… and by extension, Areas of Outstanding Natural Beauty.
This case was a 92,000 sq m glasshouse on Green Belt land. The Court of Appeal decided that:
“The glasshouse was appropriate, since it was a “building for agriculture” under the first bullet of paragraph 89 of the NPPF. The Regional Park Authority contended that an appropriate proposal caused no “definitional harm” but that it could cause “actual harm” to the openness of the Green Belt, or to the purposes of including land in it, and that any such actual harm should be given “substantial weight” under paragraph 88 of the NPPF.
In the Court of Appeal Lord Justice Lindblom rejected the Regional Park Authority’s argument. He said it would have marked an “important but unheralded change” from previous Green Belt policy under PPG2 and that it would negate the purpose of categorising agricultural buildings as appropriate.

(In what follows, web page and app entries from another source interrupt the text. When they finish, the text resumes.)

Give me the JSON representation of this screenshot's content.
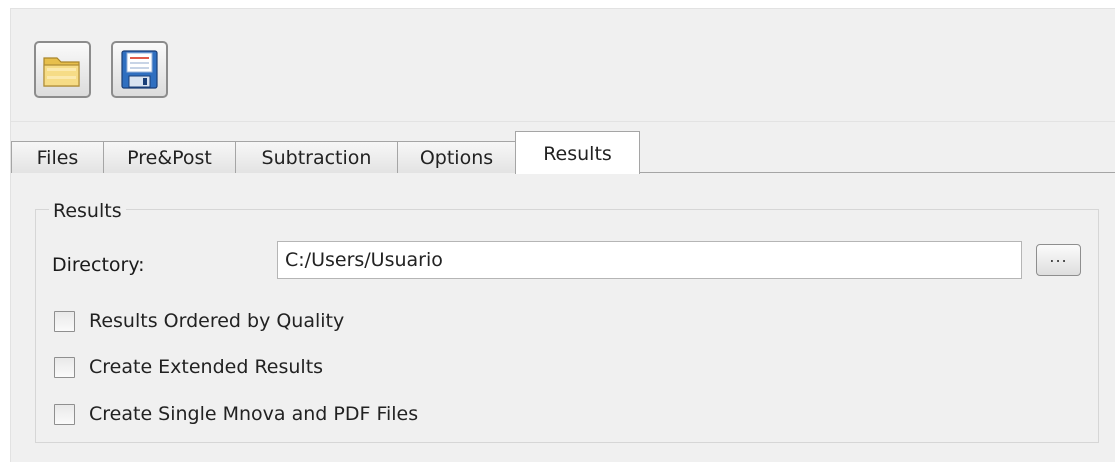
{
  "toolbar": {
    "open_icon": "folder-open-icon",
    "save_icon": "floppy-save-icon"
  },
  "tabs": [
    {
      "label": "Files"
    },
    {
      "label": "Pre&Post"
    },
    {
      "label": "Subtraction"
    },
    {
      "label": "Options"
    },
    {
      "label": "Results",
      "active": true
    }
  ],
  "results": {
    "group_title": "Results",
    "directory_label": "Directory:",
    "directory_value": "C:/Users/Usuario",
    "browse_label": "...",
    "options": [
      {
        "label": "Results Ordered by Quality",
        "checked": false
      },
      {
        "label": "Create Extended Results",
        "checked": false
      },
      {
        "label": "Create Single Mnova and PDF Files",
        "checked": false
      }
    ]
  },
  "colors": {
    "window_bg": "#f0f0f0",
    "tab_border": "#a5a5a5",
    "folder_yellow": "#f3d36a",
    "floppy_blue": "#2f6fc0"
  }
}
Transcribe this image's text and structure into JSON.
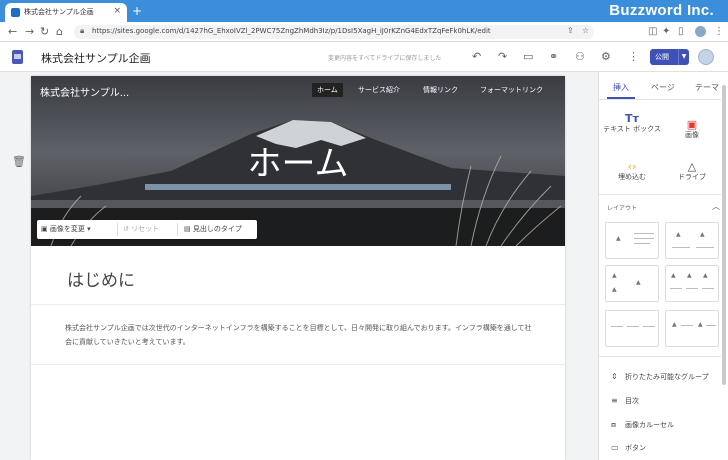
{
  "browser": {
    "tab_title": "株式会社サンプル企画",
    "tab_close": "×",
    "new_tab": "+",
    "url": "https://sites.google.com/d/1427hG_EhxoIVZl_2PWC75ZngZhMdh3Iz/p/1DsI5XagH_iJ0rKZnG4EdxTZqFeFk0hLK/edit",
    "watermark": "Buzzword Inc."
  },
  "header": {
    "title": "株式会社サンプル企画",
    "save_status": "変更内容をすべてドライブに保存しました",
    "publish_label": "公開",
    "icons": [
      "undo-icon",
      "redo-icon",
      "preview-icon",
      "link-icon",
      "share-icon",
      "settings-icon",
      "more-icon"
    ]
  },
  "hero": {
    "site_name": "株式会社サンプル...",
    "nav": [
      "ホーム",
      "サービス紹介",
      "情報リンク",
      "フォーマットリンク"
    ],
    "active_nav": "ホーム",
    "title": "ホーム",
    "toolbar": {
      "change_image": "画像を変更",
      "reset": "リセット",
      "header_type": "見出しのタイプ"
    }
  },
  "content": {
    "heading": "はじめに",
    "paragraph": "株式会社サンプル企画では次世代のインターネットインフラを構築することを目標として、日々開発に取り組んでおります。インフラ構築を通して社会に貢献していきたいと考えています。"
  },
  "panel": {
    "tabs": [
      "挿入",
      "ページ",
      "テーマ"
    ],
    "active_tab": "挿入",
    "insert_items": [
      {
        "label": "テキスト ボックス",
        "icon": "text-box-icon"
      },
      {
        "label": "画像",
        "icon": "image-icon"
      },
      {
        "label": "埋め込む",
        "icon": "embed-icon"
      },
      {
        "label": "ドライブ",
        "icon": "drive-icon"
      }
    ],
    "layout_title": "レイアウト",
    "more_items": [
      {
        "label": "折りたたみ可能なグループ",
        "icon": "collapsible-icon"
      },
      {
        "label": "目次",
        "icon": "toc-icon"
      },
      {
        "label": "画像カルーセル",
        "icon": "carousel-icon"
      },
      {
        "label": "ボタン",
        "icon": "button-icon"
      }
    ]
  },
  "colors": {
    "accent": "#3f51b5",
    "chrome_blue": "#3b8ed9"
  }
}
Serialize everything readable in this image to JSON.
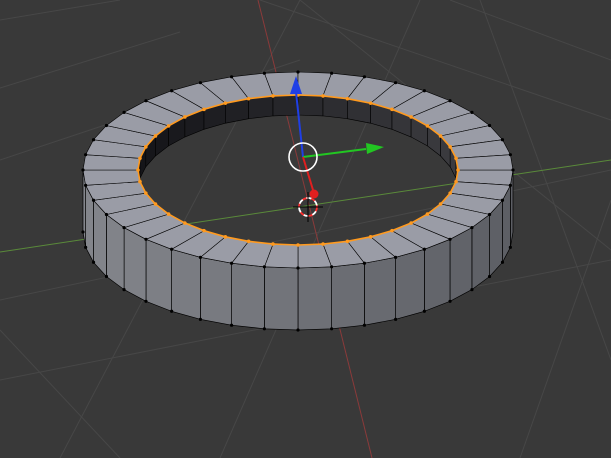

Lord Justice Lindblom added: “Development that is not, in principle, ‘inappropriate’ in the Green Belt is, as Dove J. said….., development ‘appropriate to the Green Belt’.”